* [How to complete this task] The answer must repeat each line of the material exactly.

* [Input material]
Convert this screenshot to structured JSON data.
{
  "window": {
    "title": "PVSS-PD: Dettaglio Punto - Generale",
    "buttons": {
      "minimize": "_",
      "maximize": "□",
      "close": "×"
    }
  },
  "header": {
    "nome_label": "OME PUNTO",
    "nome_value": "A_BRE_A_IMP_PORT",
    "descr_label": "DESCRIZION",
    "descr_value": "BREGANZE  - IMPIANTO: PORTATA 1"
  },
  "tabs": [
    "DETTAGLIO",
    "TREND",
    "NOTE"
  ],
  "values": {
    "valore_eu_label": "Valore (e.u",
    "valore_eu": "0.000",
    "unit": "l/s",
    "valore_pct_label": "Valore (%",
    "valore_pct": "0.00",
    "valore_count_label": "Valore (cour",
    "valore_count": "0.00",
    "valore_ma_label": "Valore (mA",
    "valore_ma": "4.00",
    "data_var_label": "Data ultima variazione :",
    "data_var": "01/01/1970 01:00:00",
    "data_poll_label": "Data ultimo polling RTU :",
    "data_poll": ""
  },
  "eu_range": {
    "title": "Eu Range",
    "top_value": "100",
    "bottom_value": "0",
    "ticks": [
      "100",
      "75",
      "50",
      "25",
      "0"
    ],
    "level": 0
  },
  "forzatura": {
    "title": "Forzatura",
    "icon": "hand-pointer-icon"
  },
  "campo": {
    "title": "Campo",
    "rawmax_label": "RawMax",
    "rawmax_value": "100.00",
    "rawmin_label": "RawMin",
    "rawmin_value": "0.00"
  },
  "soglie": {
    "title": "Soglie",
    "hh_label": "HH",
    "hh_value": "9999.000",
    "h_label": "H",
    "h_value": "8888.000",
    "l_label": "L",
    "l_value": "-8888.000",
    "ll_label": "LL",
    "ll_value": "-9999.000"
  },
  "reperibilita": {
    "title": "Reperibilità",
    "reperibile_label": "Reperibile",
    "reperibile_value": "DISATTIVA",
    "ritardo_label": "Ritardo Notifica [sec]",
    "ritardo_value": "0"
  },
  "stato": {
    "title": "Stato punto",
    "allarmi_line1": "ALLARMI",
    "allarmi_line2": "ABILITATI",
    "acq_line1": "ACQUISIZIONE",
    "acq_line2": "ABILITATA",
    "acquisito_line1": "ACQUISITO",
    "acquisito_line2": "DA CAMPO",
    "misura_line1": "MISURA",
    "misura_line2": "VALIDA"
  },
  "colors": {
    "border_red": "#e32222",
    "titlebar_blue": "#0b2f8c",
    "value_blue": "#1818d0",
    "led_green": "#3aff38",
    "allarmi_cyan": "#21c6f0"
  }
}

* [Problem solution]
Convert this screenshot to structured JSON data.
{
  "window": {
    "title": "PVSS-PD: Dettaglio Punto - Generale",
    "buttons": {
      "minimize": "_",
      "maximize": "□",
      "close": "×"
    }
  },
  "header": {
    "nome_label": "OME PUNTO",
    "nome_value": "A_BRE_A_IMP_PORT",
    "descr_label": "DESCRIZION",
    "descr_value": "BREGANZE  - IMPIANTO: PORTATA 1"
  },
  "tabs": [
    "DETTAGLIO",
    "TREND",
    "NOTE"
  ],
  "values": {
    "valore_eu_label": "Valore (e.u",
    "valore_eu": "0.000",
    "unit": "l/s",
    "valore_pct_label": "Valore (%",
    "valore_pct": "0.00",
    "valore_count_label": "Valore (cour",
    "valore_count": "0.00",
    "valore_ma_label": "Valore (mA",
    "valore_ma": "4.00",
    "data_var_label": "Data ultima variazione :",
    "data_var": "01/01/1970 01:00:00",
    "data_poll_label": "Data ultimo polling RTU :",
    "data_poll": ""
  },
  "eu_range": {
    "title": "Eu Range",
    "top_value": "100",
    "bottom_value": "0",
    "ticks": [
      "100",
      "75",
      "50",
      "25",
      "0"
    ],
    "level": 0
  },
  "forzatura": {
    "title": "Forzatura",
    "icon": "hand-pointer-icon"
  },
  "campo": {
    "title": "Campo",
    "rawmax_label": "RawMax",
    "rawmax_value": "100.00",
    "rawmin_label": "RawMin",
    "rawmin_value": "0.00"
  },
  "soglie": {
    "title": "Soglie",
    "hh_label": "HH",
    "hh_value": "9999.000",
    "h_label": "H",
    "h_value": "8888.000",
    "l_label": "L",
    "l_value": "-8888.000",
    "ll_label": "LL",
    "ll_value": "-9999.000"
  },
  "reperibilita": {
    "title": "Reperibilità",
    "reperibile_label": "Reperibile",
    "reperibile_value": "DISATTIVA",
    "ritardo_label": "Ritardo Notifica [sec]",
    "ritardo_value": "0"
  },
  "stato": {
    "title": "Stato punto",
    "allarmi_line1": "ALLARMI",
    "allarmi_line2": "ABILITATI",
    "acq_line1": "ACQUISIZIONE",
    "acq_line2": "ABILITATA",
    "acquisito_line1": "ACQUISITO",
    "acquisito_line2": "DA CAMPO",
    "misura_line1": "MISURA",
    "misura_line2": "VALIDA"
  },
  "colors": {
    "border_red": "#e32222",
    "titlebar_blue": "#0b2f8c",
    "value_blue": "#1818d0",
    "led_green": "#3aff38",
    "allarmi_cyan": "#21c6f0"
  }
}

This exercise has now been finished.